| Brief |
Find every line below with the string "Brieuc" and pick it out.

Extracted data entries
____________________

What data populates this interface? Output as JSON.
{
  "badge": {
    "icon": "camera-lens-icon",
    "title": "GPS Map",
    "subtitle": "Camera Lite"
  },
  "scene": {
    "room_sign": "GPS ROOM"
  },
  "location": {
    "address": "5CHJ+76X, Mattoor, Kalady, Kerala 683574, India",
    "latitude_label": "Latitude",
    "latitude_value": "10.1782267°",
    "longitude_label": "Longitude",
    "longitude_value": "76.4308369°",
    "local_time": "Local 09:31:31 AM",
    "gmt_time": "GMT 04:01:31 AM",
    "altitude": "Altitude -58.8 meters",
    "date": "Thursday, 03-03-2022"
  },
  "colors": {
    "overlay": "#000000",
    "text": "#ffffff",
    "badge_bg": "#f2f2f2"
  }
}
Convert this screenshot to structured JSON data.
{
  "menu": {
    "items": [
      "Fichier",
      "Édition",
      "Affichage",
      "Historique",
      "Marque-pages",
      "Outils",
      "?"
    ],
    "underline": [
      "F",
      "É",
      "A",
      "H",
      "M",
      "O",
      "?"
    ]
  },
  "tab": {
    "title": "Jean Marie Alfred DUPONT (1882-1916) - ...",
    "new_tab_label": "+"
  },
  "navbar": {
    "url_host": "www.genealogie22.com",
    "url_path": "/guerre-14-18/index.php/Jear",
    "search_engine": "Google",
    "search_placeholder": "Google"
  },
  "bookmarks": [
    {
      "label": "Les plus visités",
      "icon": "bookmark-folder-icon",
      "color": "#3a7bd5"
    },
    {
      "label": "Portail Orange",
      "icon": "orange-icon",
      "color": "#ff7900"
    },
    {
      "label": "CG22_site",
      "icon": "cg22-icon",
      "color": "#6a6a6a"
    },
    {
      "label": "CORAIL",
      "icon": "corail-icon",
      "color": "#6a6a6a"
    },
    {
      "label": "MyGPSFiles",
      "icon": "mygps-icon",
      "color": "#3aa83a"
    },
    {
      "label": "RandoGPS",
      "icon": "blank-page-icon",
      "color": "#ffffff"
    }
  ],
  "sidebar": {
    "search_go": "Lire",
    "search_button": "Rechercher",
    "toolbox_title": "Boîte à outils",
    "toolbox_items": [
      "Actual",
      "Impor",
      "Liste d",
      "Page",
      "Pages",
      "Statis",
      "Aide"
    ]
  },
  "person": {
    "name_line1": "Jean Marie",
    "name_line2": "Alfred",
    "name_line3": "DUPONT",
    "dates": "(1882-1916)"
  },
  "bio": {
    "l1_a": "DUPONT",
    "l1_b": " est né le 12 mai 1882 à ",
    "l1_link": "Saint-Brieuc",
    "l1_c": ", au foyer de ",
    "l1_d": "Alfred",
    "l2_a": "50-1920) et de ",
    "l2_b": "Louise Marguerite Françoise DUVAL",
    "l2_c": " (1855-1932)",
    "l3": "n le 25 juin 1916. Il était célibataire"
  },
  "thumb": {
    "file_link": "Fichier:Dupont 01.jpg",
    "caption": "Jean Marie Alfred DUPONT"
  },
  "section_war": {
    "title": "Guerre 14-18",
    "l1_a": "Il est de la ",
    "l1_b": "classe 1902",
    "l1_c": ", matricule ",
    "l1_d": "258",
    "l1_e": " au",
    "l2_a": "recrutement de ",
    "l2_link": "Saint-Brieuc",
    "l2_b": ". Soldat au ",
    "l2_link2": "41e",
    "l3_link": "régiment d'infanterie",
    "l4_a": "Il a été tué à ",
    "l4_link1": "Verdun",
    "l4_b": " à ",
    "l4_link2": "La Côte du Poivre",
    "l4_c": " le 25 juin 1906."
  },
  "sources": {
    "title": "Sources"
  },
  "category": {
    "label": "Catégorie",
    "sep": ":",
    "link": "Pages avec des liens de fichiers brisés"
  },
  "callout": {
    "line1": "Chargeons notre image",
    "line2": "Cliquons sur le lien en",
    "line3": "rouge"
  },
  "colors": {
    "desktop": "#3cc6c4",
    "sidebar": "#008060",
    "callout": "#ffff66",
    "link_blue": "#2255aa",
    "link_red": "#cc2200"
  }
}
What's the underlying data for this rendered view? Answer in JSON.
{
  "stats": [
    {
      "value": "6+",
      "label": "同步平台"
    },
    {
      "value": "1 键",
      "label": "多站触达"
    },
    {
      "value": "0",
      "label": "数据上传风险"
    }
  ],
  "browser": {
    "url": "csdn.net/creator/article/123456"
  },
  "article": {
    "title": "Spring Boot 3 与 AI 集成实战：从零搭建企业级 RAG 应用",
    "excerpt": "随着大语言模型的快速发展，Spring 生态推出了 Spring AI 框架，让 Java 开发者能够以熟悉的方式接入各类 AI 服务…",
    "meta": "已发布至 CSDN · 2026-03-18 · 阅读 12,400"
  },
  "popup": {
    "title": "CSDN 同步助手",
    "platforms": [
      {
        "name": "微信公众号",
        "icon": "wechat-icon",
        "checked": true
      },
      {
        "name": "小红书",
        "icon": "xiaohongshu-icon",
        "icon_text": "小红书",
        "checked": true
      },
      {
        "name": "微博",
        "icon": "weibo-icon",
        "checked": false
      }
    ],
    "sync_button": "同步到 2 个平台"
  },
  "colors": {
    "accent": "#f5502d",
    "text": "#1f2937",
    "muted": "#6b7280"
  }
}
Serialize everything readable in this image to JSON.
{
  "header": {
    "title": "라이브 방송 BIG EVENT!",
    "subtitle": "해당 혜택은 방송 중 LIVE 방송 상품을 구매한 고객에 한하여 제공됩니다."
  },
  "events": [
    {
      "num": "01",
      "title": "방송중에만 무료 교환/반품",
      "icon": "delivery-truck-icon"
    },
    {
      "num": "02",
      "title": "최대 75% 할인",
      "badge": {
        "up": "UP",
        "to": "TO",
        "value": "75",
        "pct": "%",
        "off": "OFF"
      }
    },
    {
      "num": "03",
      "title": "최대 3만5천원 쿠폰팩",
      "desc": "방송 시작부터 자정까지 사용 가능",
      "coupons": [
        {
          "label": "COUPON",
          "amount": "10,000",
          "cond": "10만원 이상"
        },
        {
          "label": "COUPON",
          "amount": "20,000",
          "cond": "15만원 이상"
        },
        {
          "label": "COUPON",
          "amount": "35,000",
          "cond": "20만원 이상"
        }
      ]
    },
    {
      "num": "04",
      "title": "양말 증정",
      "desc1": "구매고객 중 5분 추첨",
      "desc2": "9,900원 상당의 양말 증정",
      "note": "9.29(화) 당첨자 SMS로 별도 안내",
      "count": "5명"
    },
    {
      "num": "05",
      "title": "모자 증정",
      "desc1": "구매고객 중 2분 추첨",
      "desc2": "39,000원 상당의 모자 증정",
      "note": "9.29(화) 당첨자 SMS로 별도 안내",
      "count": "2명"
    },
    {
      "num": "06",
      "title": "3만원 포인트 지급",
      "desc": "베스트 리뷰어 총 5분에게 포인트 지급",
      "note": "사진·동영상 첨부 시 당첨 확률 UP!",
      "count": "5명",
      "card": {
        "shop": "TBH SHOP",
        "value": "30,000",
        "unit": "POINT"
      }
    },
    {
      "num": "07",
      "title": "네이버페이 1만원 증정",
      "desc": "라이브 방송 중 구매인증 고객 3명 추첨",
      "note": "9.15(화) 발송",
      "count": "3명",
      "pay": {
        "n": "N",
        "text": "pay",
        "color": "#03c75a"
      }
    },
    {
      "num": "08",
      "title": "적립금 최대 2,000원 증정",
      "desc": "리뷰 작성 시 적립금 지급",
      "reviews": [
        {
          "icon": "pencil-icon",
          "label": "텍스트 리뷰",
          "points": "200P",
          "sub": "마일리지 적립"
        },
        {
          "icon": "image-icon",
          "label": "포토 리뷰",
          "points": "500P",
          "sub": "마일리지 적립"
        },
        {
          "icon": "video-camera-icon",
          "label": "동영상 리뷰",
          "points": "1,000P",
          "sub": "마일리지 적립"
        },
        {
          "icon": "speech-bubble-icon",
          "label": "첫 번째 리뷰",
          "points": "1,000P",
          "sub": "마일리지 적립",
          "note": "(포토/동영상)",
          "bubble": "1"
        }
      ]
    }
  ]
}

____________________

| Solved problem |
    "l1_link": "Saint-Brieuc",
    "l2_link": "Saint-Brieuc",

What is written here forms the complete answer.